11.  The benthic invertebrate megafaunal bycatch of all 64 successful hauls this leg were analysed in terms of megafaunal abundance and biomass.  A grand total of 23.5 metric tons of benthic megafauna was collected as bycatch.  The largest recorded (2.4 tons) was at Station 81, north of Joinville Island, at a mean depth of 132 m.  Large benthos biomass was also recorded at Station 7, northeast of Tower Island, southern Trinity Peninsula at 95 m, and at Station 33, north of D’Urville Island at 231 m, both hauling up 2.1 tons of bycatch.  However, in terms of volume, Station 12 at 334 m along the Trinity Peninsula is of note—the bycatch filling 104 fish baskets of benthos.  The smallest bycatch biomass recorded was encountered at two of the most extreme north-eastern stations sampled off Joinville Island, Stations 51 and 52, both with less than 1 kg of bycatch.  No simple relationship between depth and bycatch biomass is apparent from the overall survey area.  Further analyses to be conducted upon return may reveal a more complex relationship between benthic invertebrate megafaunal biomass and geographic region.

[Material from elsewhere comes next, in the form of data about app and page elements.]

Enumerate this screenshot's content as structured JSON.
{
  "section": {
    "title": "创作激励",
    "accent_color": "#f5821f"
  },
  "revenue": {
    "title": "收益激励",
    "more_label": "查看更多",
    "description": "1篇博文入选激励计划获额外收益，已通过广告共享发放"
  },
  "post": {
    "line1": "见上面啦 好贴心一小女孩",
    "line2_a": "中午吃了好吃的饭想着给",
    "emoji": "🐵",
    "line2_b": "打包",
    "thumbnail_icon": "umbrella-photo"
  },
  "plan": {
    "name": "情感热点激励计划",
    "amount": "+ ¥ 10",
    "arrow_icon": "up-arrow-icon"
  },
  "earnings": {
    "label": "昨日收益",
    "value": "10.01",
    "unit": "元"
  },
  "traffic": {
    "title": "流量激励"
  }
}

12.  Euphausia superba densities averaged 44.3 g/m2 for 64 transects.  Mean transect length is 4.3 nautical miles with a range in densities from 0.097 to 338.5 g/m2.  Bottom typing data is still being processed.


13.  The week started with warm air temperatures around 3°C (maximum of 5.2°C) and a rising air pressure which reached 992 millibars. On Tuesday the air pressure dropped to 976 millibars, and this was associated with strong winds from the South East reaching 37 knots and air temperature dropping to a minimum of -2.0°C. For the rest of the week the winds were mainly from the North West, blowing at an average speed of between 10-15 knots.  The Antarctic Convergence was crossed in the vicinity of 57° 54.704´S, 61° 20.084´W, with sea surface temperatures (SST) rising from 5.36°C to 7.91°C


14.  A total of 41 CTDs were successfully completed during the leg of the cruise.  Measurements were made for temperature, salinity and oxygen using a SeaBird 911 instrument. No water samples were collected during the leg, so no calibrations were done on the instruments.  An Expendable Bathy Thermograph (XBT) transect was completed on the north bound crossing, starting at around Latitude 61°S till after the Antarctic convergence was crossed around latitude 57°S,  with 18 units being deployed every 90 minutes.


C. Jones sends.